Reproduce the entries word for word but drop every picture.

= Beginning of Section =

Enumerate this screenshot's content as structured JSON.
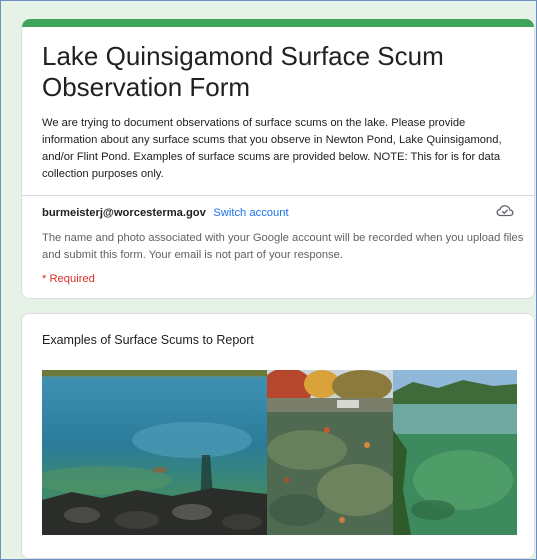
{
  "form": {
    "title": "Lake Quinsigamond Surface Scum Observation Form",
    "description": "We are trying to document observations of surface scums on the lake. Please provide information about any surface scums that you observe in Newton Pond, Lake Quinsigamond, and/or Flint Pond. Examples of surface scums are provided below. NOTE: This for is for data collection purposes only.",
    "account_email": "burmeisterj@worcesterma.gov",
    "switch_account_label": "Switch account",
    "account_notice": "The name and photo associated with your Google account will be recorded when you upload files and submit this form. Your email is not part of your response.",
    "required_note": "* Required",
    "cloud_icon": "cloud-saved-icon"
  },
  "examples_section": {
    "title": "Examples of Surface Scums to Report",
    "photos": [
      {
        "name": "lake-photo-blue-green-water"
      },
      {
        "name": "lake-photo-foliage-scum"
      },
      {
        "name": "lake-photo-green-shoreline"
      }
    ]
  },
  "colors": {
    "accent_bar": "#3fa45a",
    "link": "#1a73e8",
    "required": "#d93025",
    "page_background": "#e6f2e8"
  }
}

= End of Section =

THE COMPLETED TASK
Enumerate this screenshot's content as structured JSON.
{
  "form": {
    "title": "Lake Quinsigamond Surface Scum Observation Form",
    "description": "We are trying to document observations of surface scums on the lake. Please provide information about any surface scums that you observe in Newton Pond, Lake Quinsigamond, and/or Flint Pond. Examples of surface scums are provided below. NOTE: This for is for data collection purposes only.",
    "account_email": "burmeisterj@worcesterma.gov",
    "switch_account_label": "Switch account",
    "account_notice": "The name and photo associated with your Google account will be recorded when you upload files and submit this form. Your email is not part of your response.",
    "required_note": "* Required",
    "cloud_icon": "cloud-saved-icon"
  },
  "examples_section": {
    "title": "Examples of Surface Scums to Report",
    "photos": [
      {
        "name": "lake-photo-blue-green-water"
      },
      {
        "name": "lake-photo-foliage-scum"
      },
      {
        "name": "lake-photo-green-shoreline"
      }
    ]
  },
  "colors": {
    "accent_bar": "#3fa45a",
    "link": "#1a73e8",
    "required": "#d93025",
    "page_background": "#e6f2e8"
  }
}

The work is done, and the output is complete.